● **WHAT THE TASK REQUIRES**
The answer must be every line of the records below that contains the word "论文绪论", copied out.
** GIVEN RECORDS follows **
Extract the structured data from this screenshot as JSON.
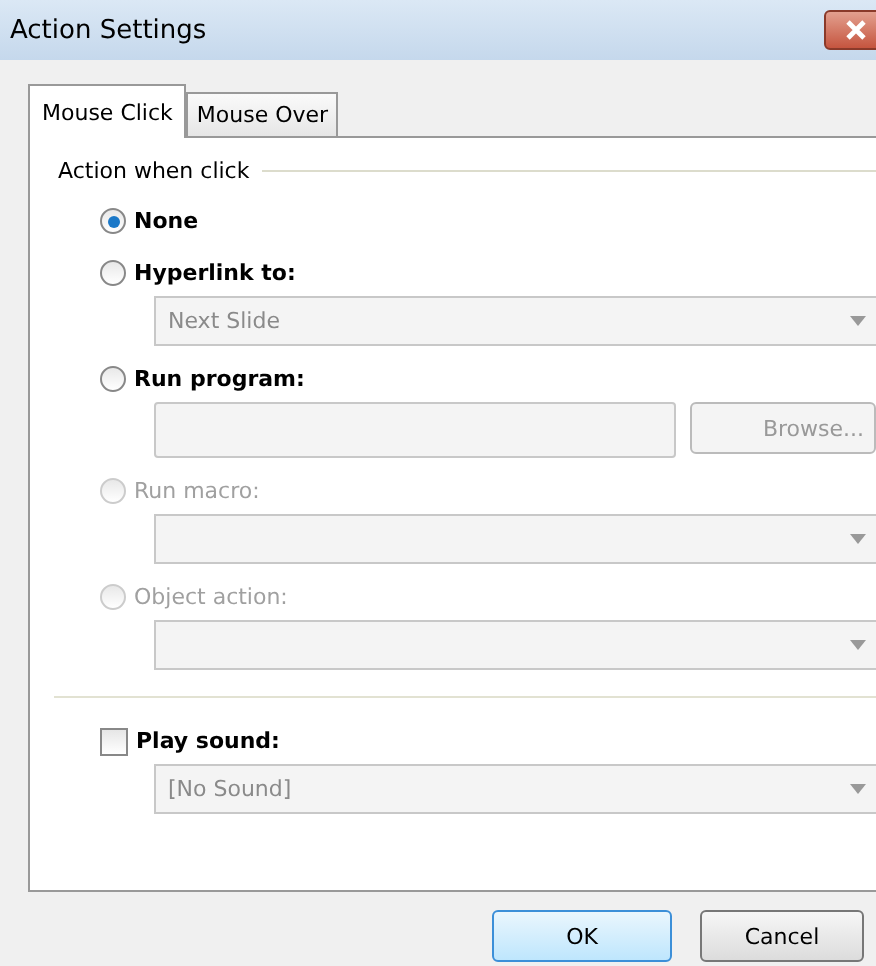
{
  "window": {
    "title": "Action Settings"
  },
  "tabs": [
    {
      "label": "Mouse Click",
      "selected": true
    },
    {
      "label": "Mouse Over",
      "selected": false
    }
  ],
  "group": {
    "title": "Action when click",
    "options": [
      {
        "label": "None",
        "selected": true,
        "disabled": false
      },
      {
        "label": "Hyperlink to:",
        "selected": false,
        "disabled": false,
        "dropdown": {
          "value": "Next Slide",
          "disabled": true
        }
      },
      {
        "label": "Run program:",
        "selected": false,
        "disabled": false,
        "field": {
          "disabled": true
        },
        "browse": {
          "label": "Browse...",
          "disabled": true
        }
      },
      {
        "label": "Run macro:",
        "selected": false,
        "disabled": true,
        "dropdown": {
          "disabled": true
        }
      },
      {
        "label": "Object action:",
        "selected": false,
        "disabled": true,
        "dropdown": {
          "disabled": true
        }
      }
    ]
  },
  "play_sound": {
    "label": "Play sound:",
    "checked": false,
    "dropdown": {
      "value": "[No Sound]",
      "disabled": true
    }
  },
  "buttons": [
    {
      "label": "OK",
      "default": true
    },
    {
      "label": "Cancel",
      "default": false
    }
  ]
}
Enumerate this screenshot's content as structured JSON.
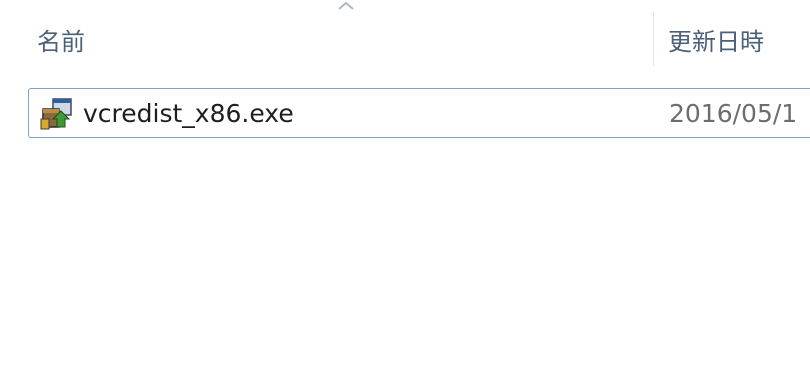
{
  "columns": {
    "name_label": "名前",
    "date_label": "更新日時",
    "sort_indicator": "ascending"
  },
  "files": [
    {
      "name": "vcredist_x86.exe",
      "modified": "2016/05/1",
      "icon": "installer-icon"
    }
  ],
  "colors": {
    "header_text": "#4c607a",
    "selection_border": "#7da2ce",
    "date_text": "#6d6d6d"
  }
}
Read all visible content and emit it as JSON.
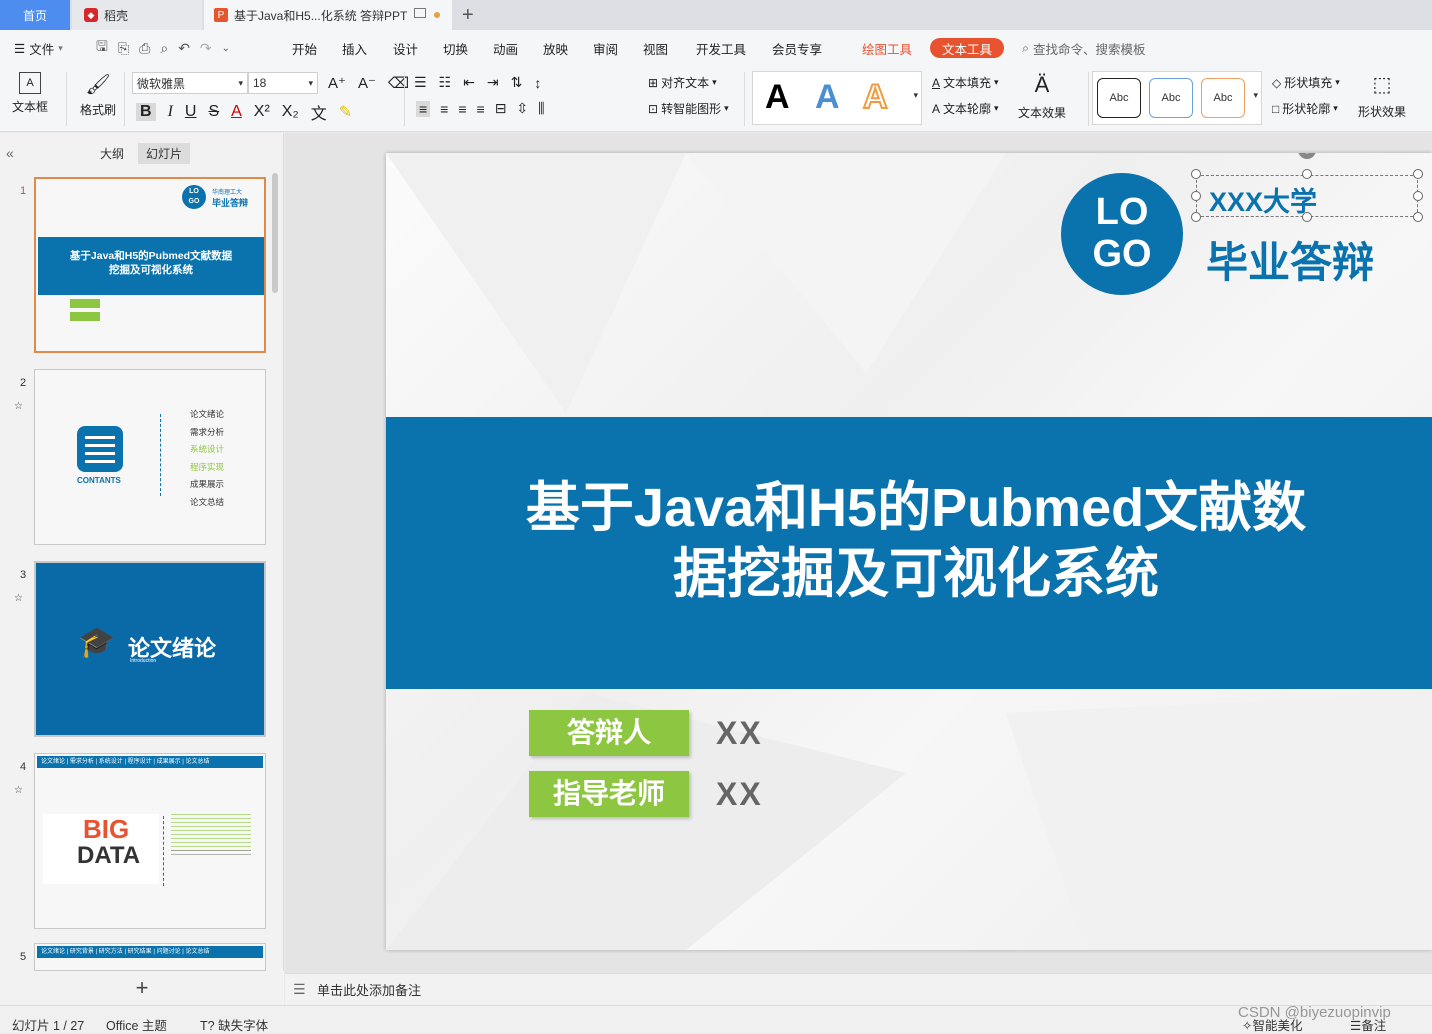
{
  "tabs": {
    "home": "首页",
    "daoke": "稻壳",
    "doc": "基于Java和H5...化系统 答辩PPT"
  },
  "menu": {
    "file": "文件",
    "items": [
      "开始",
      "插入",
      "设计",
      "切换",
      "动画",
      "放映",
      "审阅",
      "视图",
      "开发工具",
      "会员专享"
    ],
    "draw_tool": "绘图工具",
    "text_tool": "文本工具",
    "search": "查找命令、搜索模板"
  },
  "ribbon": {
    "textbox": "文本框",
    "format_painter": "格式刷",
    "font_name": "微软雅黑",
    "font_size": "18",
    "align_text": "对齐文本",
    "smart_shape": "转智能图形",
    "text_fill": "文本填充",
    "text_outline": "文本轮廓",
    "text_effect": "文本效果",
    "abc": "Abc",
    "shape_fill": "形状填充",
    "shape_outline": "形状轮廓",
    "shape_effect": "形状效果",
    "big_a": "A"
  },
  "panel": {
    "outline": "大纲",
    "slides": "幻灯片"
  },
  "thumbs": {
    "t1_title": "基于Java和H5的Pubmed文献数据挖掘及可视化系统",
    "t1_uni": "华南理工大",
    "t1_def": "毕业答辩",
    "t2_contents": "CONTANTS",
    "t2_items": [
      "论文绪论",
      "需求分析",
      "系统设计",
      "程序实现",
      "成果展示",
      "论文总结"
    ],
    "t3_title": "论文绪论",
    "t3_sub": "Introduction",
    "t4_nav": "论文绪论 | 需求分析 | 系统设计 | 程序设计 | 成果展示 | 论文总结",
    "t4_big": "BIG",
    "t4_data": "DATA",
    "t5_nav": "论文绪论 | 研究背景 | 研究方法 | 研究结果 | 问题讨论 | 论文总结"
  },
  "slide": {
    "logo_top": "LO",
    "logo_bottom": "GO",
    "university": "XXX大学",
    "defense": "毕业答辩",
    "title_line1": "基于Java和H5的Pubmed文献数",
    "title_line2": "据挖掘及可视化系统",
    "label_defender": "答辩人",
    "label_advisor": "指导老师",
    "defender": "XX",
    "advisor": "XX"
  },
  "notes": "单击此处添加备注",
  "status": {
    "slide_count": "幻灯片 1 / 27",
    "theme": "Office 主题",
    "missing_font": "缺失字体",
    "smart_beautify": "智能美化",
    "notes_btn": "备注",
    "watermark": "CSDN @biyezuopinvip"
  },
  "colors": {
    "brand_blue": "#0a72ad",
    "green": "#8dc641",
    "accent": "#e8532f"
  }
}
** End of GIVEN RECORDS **
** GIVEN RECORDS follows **
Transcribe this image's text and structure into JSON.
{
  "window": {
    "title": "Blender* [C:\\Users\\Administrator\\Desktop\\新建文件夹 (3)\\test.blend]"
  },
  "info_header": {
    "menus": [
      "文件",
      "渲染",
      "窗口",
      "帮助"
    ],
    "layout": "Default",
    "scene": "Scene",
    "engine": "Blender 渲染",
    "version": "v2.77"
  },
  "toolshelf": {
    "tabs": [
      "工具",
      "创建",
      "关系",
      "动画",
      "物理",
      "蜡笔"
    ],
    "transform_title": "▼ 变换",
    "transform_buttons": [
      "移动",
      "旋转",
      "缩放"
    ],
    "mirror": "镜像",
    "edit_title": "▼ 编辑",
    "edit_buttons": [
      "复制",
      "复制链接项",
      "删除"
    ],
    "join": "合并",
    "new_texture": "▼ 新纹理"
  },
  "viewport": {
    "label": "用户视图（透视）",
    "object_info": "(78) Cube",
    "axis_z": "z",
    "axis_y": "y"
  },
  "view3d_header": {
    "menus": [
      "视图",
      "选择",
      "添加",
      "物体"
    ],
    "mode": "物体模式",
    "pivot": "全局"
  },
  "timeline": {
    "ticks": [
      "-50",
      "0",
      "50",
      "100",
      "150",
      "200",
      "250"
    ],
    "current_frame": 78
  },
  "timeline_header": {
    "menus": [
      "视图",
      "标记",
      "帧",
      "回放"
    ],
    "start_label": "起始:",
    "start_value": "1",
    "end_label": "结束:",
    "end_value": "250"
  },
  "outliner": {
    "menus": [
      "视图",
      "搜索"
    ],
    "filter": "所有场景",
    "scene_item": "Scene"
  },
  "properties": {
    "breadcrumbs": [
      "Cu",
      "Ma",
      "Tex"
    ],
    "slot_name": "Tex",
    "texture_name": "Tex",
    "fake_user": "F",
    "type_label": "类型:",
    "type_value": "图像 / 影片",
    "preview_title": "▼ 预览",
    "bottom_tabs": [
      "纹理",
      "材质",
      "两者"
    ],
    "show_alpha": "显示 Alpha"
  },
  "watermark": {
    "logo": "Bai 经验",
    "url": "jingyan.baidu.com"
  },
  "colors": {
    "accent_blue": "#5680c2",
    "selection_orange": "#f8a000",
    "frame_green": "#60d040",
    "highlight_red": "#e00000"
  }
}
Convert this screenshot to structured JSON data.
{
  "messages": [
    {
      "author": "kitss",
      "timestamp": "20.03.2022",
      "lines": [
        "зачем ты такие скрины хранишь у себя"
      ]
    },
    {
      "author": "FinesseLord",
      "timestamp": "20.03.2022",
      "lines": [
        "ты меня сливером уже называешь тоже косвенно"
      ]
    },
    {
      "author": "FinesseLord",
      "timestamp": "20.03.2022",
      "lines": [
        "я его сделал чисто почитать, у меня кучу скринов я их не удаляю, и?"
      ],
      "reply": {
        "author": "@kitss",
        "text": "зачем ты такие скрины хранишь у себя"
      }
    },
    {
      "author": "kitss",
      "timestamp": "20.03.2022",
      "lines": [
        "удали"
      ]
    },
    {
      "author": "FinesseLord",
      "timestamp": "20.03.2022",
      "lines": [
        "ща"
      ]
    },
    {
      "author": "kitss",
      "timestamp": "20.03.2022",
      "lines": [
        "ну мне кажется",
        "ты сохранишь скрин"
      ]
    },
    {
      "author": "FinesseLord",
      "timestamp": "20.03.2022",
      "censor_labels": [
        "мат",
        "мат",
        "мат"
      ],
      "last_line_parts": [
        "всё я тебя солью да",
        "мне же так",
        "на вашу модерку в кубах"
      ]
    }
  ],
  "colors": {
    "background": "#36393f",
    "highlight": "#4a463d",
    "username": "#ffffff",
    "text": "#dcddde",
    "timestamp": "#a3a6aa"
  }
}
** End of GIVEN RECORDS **
● **WRITTEN ANSWER**
      "论文绪论",
    "t3_title": "论文绪论",
    "t4_nav": "论文绪论 | 需求分析 | 系统设计 | 程序设计 | 成果展示 | 论文总结",
    "t5_nav": "论文绪论 | 研究背景 | 研究方法 | 研究结果 | 问题讨论 | 论文总结"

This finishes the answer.